REPUBLICAN REFUND. Specter's defection has proven costly to his campaign committee.
The senator has given back nearly $100,000 in contributions from donors who weren't happy about him taking up residence in Donkey Junction, pa2010.com reported Thursday.
FROM THE DEPARTMENT OF FOREGONE CONCLUSIONS. To the surprise of absolutely no one, Specter's party switch prompted Joe Torsella to end his bid for the Democrat U.S. Senate nomination.
Torsella, the former head of the National Constitution Center in Philadelphia, had raised about $600,000 for his Senate bid, thanks in large part to his good buddy and fundraiser extraordinaire Ed Rendell.
But his campaign was considered DOA the moment Rendell declared he would like to see Specter have an unimpeded path to the Senate nomination.
That still isn't likely to happen. U.S. Rep. Joe Sestak of Delaware County continues to make noise about entering the race, and state Rep. Bill -- wait, give us a minute -- oh yes, Kortz of Dravosburg is still a candidate.
SOPHIE RESURFACES. Our favorite campaign commercial of the primary season has to be the TV spot airing for Democrat Common Pleas Court candidate Susan Evashavik DiLucente.
We confess that seeing irrepressible former Pittsburgh Mayor Sophie Masloff -- still looking relatively spry, even at 91 -- indomitably declaring "I'm choosin' Judge Susan!" was a treat.
Glad to see you looking well, Sophie. We bet your endorsement helps DiLucente in Tuesday's primary even more than that recommendation by those stuffed shirts at the Allegheny County Bar Association.
PETA WON'T LIKE THIS. What's this• Accusations of animal corpse abuse at a Monroeville council meeting?
Mayor Greg Erosenko and Redevelopment Authority member Georgiana Woodhall recently got into a spat over who dropped the ball in finding money for the moribund authority.
Former Mayor James Lomeo , who fought against creating the authority, stacked its board with fellow oppositionists.
Erosenko and Woodhall engaged in a protracted back-and-forth in which Woodhall accused the mayor and council of failing to fund an authority they said was essential to Monroeville's economic development.

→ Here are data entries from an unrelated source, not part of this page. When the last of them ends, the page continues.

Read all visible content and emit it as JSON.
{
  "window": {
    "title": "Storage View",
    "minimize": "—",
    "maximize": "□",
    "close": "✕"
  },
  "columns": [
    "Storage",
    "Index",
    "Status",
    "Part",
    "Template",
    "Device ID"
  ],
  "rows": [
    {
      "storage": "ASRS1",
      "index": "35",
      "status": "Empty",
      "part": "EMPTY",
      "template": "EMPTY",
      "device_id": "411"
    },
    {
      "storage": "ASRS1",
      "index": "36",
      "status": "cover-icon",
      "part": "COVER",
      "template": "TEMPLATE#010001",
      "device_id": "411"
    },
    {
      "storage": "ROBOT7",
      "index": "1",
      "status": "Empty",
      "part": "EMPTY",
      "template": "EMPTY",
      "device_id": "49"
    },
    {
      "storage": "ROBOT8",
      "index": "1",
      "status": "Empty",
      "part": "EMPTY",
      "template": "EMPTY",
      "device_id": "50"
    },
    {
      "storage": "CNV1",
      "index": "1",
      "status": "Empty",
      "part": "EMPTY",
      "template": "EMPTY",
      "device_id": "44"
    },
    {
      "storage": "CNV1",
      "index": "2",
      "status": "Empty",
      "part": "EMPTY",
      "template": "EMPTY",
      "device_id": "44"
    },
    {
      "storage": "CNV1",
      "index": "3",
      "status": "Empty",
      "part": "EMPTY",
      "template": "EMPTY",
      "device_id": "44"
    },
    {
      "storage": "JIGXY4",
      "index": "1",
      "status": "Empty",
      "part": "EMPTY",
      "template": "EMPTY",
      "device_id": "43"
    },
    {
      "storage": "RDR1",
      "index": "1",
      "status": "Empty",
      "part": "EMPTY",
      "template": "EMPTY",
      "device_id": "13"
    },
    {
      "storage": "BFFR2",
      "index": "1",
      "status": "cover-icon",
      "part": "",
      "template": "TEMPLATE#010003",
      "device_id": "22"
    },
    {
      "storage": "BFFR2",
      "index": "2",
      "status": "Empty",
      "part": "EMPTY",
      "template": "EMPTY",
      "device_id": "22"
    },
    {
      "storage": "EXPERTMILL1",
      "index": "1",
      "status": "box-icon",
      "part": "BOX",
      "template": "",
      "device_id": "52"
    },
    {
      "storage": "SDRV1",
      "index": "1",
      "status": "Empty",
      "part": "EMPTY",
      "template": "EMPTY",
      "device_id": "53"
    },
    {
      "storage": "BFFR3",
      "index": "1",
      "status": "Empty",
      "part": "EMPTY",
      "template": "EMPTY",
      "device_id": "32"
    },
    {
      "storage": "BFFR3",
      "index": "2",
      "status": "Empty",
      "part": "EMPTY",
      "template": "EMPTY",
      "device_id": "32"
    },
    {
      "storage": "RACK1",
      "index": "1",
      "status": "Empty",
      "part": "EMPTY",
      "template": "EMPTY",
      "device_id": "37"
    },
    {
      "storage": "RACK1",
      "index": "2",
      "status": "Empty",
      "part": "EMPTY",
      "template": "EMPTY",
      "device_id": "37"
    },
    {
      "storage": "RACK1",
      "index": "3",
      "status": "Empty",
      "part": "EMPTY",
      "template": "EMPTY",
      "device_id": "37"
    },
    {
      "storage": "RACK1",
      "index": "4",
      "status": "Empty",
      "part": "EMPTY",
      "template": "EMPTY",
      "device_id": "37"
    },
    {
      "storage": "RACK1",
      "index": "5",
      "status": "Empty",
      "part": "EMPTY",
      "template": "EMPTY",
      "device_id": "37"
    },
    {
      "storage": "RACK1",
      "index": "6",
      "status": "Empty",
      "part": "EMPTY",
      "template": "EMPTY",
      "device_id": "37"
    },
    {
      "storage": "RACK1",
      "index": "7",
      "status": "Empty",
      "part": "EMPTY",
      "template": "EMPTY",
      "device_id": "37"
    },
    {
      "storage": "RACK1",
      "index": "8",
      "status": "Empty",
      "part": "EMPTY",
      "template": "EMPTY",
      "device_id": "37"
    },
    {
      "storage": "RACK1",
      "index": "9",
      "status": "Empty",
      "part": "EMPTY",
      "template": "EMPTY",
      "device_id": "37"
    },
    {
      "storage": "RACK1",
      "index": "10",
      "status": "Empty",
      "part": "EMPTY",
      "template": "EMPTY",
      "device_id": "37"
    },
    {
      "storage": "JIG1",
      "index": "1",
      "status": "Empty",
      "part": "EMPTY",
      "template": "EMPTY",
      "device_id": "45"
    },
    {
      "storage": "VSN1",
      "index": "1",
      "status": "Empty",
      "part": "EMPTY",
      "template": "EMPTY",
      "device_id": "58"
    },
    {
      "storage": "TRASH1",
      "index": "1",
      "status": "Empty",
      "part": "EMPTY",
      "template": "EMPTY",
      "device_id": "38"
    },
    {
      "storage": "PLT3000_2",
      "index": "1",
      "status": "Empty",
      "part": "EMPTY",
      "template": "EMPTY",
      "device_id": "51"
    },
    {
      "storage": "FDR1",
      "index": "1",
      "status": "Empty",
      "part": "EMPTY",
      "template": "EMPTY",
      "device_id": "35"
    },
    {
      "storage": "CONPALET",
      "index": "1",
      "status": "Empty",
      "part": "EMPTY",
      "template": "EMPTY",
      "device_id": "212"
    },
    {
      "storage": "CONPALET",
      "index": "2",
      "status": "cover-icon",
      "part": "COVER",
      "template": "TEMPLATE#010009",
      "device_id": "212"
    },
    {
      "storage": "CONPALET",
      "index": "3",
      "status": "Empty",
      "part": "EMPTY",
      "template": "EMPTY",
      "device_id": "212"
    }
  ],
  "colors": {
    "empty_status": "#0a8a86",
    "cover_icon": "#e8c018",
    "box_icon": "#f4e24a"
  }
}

Erosenko responded that Woodhall and the other board members are responsible for finding money for the independent agency.
After several rounds of finger-pointing, Woodhall said, "I don't want to beat a dead horse."
Erosenko responded, "Well, you're beating it."
SIGNS, SIGNS ... Although former state Sen. Robert Regola is a Republican, the Hempfield resident is not shy about whom he supports in the Democrat primary for Westmoreland County district attorney.
Alongside a sign in Regola's front yard supporting his judicial candidate of choice, Harry Smail Jr. , is another supporting DA candidate James Antoniono .
Last year, Regola was acquitted of perjury and firearms charges in connection with the 2006 death of a 14-year-old neighbor. He was prosecuted by incumbent District Attorney John Peck , who is up against Antoniono in Tuesday's primary.
Some of Regola's neighbors are displaying signs supporting the incumbent.
TROPHY HUNTER. New Westmoreland County Commissioner Chuck Anderson elicited some chuckles recently when he told Irwin Borough Council about his fondness for hunting.
Anderson, chosen by the county judges to succeed Kim Ward upon her election as state senator, has been making the rounds of county municipalities to meet elected officials. The retired Marine colonel, a Republican, said he's willing to have conversations about most issues, although he's pro-life and backs the Second Amendment.
To punctuate his hunting prowess, Anderson mentioned he has "heads on the wall" at his home.
That led Councilwoman Peggie Watson , also a Republican, to offer, in jest: "Animal heads, I hope."
-- compiled by Tribune-Review staff